About this task> Look through the lines below and extract any with the word "before".
◆ ◆ ◆ ◆ ◆
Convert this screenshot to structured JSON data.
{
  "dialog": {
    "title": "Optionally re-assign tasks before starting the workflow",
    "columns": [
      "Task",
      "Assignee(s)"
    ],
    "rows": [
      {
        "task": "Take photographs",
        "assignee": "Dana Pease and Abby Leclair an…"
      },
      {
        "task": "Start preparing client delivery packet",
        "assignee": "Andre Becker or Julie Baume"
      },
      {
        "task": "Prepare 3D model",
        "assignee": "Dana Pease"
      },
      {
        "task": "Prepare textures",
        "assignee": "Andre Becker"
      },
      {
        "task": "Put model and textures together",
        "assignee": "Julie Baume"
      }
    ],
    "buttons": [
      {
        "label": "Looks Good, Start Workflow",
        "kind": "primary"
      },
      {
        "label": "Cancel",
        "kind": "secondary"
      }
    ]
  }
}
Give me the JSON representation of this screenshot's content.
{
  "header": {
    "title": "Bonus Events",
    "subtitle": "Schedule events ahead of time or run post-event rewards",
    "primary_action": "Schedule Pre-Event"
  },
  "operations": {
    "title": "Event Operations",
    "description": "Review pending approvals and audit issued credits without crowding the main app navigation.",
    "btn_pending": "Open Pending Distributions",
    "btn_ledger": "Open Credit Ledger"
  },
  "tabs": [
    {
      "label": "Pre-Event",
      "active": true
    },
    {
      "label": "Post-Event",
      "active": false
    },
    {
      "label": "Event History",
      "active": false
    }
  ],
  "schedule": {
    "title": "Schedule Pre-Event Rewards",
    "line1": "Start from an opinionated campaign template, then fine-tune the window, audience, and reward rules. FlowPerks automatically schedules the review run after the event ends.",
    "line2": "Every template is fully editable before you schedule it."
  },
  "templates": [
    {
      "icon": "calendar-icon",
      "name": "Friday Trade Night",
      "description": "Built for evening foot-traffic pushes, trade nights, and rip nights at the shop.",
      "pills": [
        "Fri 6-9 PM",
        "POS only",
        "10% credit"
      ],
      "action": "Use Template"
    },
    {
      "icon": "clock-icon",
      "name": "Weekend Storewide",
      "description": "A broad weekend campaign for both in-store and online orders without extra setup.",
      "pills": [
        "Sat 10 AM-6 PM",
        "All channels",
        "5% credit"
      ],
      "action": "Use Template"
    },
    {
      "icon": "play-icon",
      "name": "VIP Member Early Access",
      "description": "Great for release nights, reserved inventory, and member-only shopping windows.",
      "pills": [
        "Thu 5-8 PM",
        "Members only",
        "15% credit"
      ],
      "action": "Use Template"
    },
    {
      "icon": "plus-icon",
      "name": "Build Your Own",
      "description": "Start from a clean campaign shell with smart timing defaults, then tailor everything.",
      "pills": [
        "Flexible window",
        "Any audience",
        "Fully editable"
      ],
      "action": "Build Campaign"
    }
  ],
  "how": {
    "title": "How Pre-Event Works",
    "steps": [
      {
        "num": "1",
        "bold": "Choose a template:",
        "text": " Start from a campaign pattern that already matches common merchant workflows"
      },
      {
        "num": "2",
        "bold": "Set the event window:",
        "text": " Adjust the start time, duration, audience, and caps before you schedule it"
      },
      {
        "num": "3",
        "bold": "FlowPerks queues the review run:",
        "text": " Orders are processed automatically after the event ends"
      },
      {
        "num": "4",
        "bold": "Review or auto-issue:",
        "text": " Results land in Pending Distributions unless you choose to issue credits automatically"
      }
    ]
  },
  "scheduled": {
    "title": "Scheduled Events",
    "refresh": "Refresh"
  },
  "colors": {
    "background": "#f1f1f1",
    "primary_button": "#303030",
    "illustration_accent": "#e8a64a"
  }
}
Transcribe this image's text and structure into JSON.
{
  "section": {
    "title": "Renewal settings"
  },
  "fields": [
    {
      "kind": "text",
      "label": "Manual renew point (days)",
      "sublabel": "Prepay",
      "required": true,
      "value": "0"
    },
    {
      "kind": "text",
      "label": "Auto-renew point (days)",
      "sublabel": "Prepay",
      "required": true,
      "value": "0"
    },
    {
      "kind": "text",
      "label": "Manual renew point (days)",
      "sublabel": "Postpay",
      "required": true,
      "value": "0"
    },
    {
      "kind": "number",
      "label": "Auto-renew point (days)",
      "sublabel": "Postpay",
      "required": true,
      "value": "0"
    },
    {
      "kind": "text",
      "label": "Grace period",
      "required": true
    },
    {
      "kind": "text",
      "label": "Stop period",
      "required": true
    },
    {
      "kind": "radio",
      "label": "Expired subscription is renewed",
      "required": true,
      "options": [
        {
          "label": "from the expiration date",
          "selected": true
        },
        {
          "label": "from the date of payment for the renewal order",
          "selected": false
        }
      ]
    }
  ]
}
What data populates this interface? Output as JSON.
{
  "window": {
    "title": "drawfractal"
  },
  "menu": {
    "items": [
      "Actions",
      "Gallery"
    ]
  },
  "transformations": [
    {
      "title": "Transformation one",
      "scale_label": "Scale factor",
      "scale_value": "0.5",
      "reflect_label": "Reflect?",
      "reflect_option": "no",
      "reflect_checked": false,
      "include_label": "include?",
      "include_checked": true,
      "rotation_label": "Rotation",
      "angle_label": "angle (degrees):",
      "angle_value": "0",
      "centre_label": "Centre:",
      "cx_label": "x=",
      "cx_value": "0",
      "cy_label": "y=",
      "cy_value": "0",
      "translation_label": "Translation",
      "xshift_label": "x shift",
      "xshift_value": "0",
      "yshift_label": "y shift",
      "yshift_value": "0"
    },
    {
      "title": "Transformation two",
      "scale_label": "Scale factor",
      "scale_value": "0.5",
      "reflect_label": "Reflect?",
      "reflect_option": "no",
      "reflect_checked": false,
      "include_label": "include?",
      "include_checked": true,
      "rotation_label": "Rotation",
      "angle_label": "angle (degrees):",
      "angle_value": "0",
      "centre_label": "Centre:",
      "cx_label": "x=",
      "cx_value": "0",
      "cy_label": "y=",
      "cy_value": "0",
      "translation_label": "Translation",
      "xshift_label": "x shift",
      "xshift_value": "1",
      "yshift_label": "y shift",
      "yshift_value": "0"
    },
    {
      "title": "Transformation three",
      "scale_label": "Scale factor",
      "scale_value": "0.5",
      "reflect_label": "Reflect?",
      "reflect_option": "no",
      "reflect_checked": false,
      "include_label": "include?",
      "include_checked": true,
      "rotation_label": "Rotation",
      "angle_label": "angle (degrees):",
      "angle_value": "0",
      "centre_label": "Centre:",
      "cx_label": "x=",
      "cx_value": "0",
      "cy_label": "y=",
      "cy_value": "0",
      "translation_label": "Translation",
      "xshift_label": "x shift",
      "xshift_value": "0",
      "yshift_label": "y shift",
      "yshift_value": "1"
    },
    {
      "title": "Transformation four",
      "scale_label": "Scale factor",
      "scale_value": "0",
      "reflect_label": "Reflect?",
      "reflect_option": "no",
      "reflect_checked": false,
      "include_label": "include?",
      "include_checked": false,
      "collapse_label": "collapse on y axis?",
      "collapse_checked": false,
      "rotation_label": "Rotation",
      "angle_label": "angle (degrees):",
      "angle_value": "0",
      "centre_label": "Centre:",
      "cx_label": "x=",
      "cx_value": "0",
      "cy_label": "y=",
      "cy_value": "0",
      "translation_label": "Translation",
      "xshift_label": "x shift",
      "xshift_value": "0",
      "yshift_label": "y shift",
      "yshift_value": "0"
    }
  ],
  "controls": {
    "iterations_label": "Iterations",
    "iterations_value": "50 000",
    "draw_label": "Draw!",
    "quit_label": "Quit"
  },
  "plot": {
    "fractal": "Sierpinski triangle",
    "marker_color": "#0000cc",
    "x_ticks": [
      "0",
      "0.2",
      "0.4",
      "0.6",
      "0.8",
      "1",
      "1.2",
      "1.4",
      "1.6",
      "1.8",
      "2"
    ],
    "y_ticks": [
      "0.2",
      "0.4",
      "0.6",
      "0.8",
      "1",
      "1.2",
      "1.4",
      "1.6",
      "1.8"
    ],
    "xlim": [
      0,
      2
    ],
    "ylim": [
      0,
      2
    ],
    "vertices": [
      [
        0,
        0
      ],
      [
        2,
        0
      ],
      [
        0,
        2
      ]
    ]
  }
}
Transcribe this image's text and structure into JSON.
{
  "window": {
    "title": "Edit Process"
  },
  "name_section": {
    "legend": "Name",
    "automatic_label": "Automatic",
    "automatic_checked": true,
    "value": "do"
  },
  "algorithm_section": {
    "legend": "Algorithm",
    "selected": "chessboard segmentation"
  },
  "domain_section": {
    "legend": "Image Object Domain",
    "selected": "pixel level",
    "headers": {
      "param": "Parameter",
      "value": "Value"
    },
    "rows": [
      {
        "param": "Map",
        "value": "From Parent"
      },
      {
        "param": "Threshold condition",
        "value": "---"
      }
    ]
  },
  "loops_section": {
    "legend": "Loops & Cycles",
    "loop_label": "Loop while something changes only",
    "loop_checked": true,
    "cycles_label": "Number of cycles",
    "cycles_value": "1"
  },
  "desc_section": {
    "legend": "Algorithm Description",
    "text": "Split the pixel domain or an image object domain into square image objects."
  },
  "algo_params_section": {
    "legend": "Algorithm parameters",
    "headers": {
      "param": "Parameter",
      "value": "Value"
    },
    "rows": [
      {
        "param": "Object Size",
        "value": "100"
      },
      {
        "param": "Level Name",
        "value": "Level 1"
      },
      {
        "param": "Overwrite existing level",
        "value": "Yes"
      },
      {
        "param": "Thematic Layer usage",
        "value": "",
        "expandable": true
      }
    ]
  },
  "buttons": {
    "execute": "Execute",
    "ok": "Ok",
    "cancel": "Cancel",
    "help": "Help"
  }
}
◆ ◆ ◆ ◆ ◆
Solution for this problem>
    "title": "Optionally re-assign tasks before starting the workflow",
    "line2": "Every template is fully editable before you schedule it."
        "text": " Adjust the start time, duration, audience, and caps before you schedule it"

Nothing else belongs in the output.